Pictorial Health Warnings Designed to Curb Smoking

On 1st February 2013, the Irish government introduced legislation requiring cigarette packs to carry imagery showing the dangers from smoking. There is conflicting evidence on whether this will have any impact on the smoking rate.

As of 2009, 29% of Irish adults describe themselves as regular smokers. The smoking rate in Ireland has remained stubbornly high over the last seven years – well above the worldwide average of 22%.

Could this new warning initiative encourage a drop in the numbers?

Canada was one of the first countries to introduce pictorial health warnings on cigarette packaging in 2000. Since the introduction, the prevalence of smoking among Canadians has dropped from 25% in 2001 to 17% in 2011.

However, not everyone is convinced. Branding expert, Martin Lindstrom, believes that warning labels are pointless and have no impact in discouraging smoking. In a study with the Centre for NeuroImaging Sciences, he presented evidence to suggest that warning symbols can have the opposite effect of turning consumers away from smoking.

In the study, volunteers who smoke regularly underwent an fMRI scan and were shown various different warning labels. When the warning labels were flashed in front of their eyes, an area of their brains called the nucleus accumbens (aka the ‘craving spot’) lit up in the fMRI graphs. Not only did the warning label have no effect in discouraging smoking – it resulted in the opposite effect and increased the urge and craving for a cigarette.

Labeling Could be Beneficial for Disadvantaged Communities
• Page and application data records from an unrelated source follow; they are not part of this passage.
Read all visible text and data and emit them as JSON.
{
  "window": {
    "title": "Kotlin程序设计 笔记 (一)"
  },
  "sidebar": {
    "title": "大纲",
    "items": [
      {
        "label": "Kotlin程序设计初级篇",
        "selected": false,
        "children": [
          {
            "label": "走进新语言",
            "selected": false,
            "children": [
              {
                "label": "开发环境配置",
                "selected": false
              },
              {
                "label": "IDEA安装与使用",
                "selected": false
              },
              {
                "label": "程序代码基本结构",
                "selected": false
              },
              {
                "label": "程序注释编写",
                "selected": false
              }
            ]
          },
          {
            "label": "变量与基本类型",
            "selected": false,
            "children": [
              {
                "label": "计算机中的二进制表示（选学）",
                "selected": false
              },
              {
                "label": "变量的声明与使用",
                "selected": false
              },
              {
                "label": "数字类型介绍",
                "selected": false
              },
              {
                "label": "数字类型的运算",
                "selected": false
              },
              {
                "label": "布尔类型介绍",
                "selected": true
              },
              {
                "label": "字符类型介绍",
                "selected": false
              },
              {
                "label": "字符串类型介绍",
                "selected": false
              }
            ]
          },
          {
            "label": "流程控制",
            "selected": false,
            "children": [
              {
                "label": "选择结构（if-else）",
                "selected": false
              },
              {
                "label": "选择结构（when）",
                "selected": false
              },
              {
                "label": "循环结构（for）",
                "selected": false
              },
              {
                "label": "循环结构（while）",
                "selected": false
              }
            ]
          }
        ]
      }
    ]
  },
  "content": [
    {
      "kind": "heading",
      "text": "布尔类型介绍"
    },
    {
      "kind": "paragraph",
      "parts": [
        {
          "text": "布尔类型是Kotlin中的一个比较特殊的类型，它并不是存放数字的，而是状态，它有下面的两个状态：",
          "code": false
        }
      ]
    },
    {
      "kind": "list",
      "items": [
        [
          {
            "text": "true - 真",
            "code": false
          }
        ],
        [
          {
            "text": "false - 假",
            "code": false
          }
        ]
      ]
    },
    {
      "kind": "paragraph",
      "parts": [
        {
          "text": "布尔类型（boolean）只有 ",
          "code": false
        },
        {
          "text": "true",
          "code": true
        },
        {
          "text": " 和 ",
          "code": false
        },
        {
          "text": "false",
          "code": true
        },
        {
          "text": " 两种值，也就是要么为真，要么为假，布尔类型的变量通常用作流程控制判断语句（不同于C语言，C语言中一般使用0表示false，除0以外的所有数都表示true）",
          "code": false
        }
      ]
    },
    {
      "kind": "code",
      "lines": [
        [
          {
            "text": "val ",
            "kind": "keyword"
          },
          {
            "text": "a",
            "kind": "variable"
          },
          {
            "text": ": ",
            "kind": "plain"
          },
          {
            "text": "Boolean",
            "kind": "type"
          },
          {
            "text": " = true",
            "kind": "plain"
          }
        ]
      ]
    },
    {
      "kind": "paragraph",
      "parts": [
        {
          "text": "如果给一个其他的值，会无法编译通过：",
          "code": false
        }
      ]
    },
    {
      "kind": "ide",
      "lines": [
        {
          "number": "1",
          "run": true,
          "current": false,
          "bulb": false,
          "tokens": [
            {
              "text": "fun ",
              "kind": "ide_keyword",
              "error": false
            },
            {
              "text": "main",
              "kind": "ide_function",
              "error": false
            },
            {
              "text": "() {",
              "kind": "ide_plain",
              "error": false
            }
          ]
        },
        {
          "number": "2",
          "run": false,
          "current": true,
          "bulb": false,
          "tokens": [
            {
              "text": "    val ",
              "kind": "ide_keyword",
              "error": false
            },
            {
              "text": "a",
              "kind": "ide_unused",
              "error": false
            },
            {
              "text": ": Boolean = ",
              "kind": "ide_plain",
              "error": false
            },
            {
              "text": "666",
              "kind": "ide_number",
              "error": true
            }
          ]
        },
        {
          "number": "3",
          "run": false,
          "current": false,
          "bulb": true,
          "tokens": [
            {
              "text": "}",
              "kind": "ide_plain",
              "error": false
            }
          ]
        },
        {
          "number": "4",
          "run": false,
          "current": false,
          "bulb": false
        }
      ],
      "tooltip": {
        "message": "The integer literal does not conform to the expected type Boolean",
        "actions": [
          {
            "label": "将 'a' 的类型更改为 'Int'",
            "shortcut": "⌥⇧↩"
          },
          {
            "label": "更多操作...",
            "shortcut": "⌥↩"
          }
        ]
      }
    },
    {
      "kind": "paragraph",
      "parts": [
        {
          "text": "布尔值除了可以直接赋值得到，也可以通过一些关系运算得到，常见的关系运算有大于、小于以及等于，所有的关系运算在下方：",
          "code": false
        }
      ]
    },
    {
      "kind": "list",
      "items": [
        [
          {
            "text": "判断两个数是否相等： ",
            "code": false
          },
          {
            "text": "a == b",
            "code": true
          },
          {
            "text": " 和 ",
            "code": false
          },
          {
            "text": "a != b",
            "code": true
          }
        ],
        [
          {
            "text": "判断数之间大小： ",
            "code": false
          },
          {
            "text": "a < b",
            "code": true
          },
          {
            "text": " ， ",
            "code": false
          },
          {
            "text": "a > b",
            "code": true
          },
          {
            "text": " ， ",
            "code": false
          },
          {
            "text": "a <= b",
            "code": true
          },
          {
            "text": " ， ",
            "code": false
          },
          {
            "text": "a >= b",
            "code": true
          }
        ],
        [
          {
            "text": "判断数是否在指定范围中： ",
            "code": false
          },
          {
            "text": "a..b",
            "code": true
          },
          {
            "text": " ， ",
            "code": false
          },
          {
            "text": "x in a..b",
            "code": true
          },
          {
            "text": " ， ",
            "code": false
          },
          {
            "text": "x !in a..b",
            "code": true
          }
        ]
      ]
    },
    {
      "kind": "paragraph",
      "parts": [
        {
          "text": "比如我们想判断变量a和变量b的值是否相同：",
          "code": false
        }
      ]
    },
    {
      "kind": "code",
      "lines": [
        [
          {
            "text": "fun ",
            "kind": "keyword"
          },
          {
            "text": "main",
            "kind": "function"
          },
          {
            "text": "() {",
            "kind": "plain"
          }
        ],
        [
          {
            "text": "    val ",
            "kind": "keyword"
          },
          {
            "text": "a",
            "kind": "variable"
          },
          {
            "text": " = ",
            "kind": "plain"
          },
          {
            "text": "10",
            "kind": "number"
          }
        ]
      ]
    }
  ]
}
Smoking rates in Ireland tend to be higher in disadvantaged areas where the levels of literacy are below average. The pictorial health warnings may have a greater impact in these communities where text warnings may have been ignored in the past.

Tobaco manufactures have a tough time marketing their products. They are limited by advertising and sponsorship. The package is the last way to market their goods. After the recent move by Australia to ban all corporate branding, tobacco manufactures will be worried if this ban spreads to other countries. Ireland was the first European country to ban smoking in the workplace. Could they be the first to introduce plain cigarette packaging?